Vandhi was an ardent devotee of Shiva. Disguised as a young boy, Shiva approached Vandhi with a deal. “If you offer puttu everyday, I shall carry the sand to the river banks”. He added that she need not give him the good ones but just the left over bad ones would do. Overjoyed with this deal, Vanthi made puttu everyday. It so happened that every bit of puttu she made turned bad and useless and Shiva had it all. He would go to the banks, just lie down without doing any work. Angered by his behavior, the supervisors brought up the matter to the king. The king summoned the young boy and asked him to start filling the banks immediately. When the boy refused, the King took a cane and started beating the boy. The moment he hit the boy, everyone including the king felt the pain. That is when the king realised his mistake and bowed down to Shiva.
For having carried sand in exchange for puttu, he got the name name “puttukku man sumanthana peruman”.
It would also be interesting to know the history of this praise worthy poet. Born in Srivaikuntam, Kumaraguruparar started speaking only at the age of 5 after visiting the Thiruchendur Murugan temple. He wrote the Kandar Kalivemba in praise of Thiruchendur Murugan.
He left his home in search of a Guru. At Thiruchendur, a divine voice guided him saying “The person before whom you will be unable to speak will be your Guru”.
He spent some time in Madurai, singing the praise of Meenakshi Amman. So divine were his compositions that She herself blessed him with a pearl garland. He then proceeded to the the town of Thiruvaroor and sang the praise of the deity Thiagraja Swamy. From thiruvaroor, the saint traveled to Dharmapuram. With a deep desire to find a Guru, the saint traveled from street to street. He arrived at the Thirukailaya Paramparai Atheenam. The head of the mutt, Masilamani Desikar, asked Kumaraguruparar to explain the meaning of the composition “ainthu perarivum kannale kolla”. This song from the periya puranam, refers to the description of Shiva’s dance at Chidambaram by Sundaramurti nayanar.
As Kumaraguruparar was about to explain, he was shocked by the fact that he was unable to utter a word. He realized that the person in front of him was his Guru and fell at his feet. Desikar was a Guru par excellence and initiated Kumaraguruparar. On the orders of his Guru to revitalize shaivism in the north (which was declining due to Mogul rule), Kumaraguruparar traveled to Kashi.
Learning the language of the North with Saraswathi’s grace, Kumaraguruparar crossed many hurdles to meet the Mogul King Dara Shikoh. He rode a lion to the King’s darbar. Stunned by his valor, the king agreed to offer land to the saint.

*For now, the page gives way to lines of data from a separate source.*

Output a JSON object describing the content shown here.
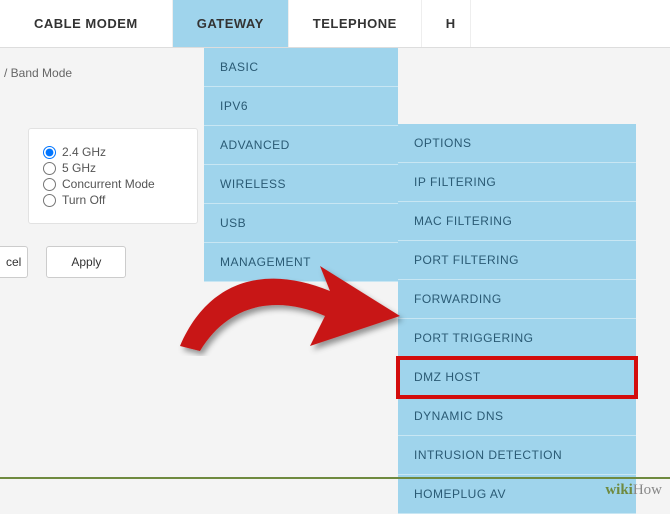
{
  "topnav": {
    "items": [
      {
        "label": "CABLE MODEM",
        "active": false
      },
      {
        "label": "GATEWAY",
        "active": true
      },
      {
        "label": "TELEPHONE",
        "active": false
      },
      {
        "label": "H",
        "active": false
      }
    ]
  },
  "breadcrumb": "/ Band Mode",
  "band_modes": {
    "options": [
      {
        "label": "2.4 GHz",
        "checked": true
      },
      {
        "label": "5 GHz",
        "checked": false
      },
      {
        "label": "Concurrent Mode",
        "checked": false
      },
      {
        "label": "Turn Off",
        "checked": false
      }
    ]
  },
  "buttons": {
    "cancel": "cel",
    "apply": "Apply"
  },
  "menu1": {
    "items": [
      "BASIC",
      "IPV6",
      "ADVANCED",
      "WIRELESS",
      "USB",
      "MANAGEMENT"
    ]
  },
  "menu2": {
    "items": [
      "OPTIONS",
      "IP FILTERING",
      "MAC FILTERING",
      "PORT FILTERING",
      "FORWARDING",
      "PORT TRIGGERING",
      "DMZ HOST",
      "DYNAMIC DNS",
      "INTRUSION DETECTION",
      "HOMEPLUG AV"
    ],
    "highlight_index": 6
  },
  "watermark": {
    "prefix": "wiki",
    "suffix": "How"
  }
}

The saint said that he wanted to revive the Kedareswar Temple at the Kedar Ghat in Varanasi. He also mentioned that the circular path taken by an eagle that would fly will be allotted as the land for renovation. Kumaraguruparar’s predictions came true and he was allotted land for renovation. The Saint is said of lived in Kashi for 30 years and played a vital role in revival of Saivism.
One can never fathom what Shiva has in mind for his Bhaktas.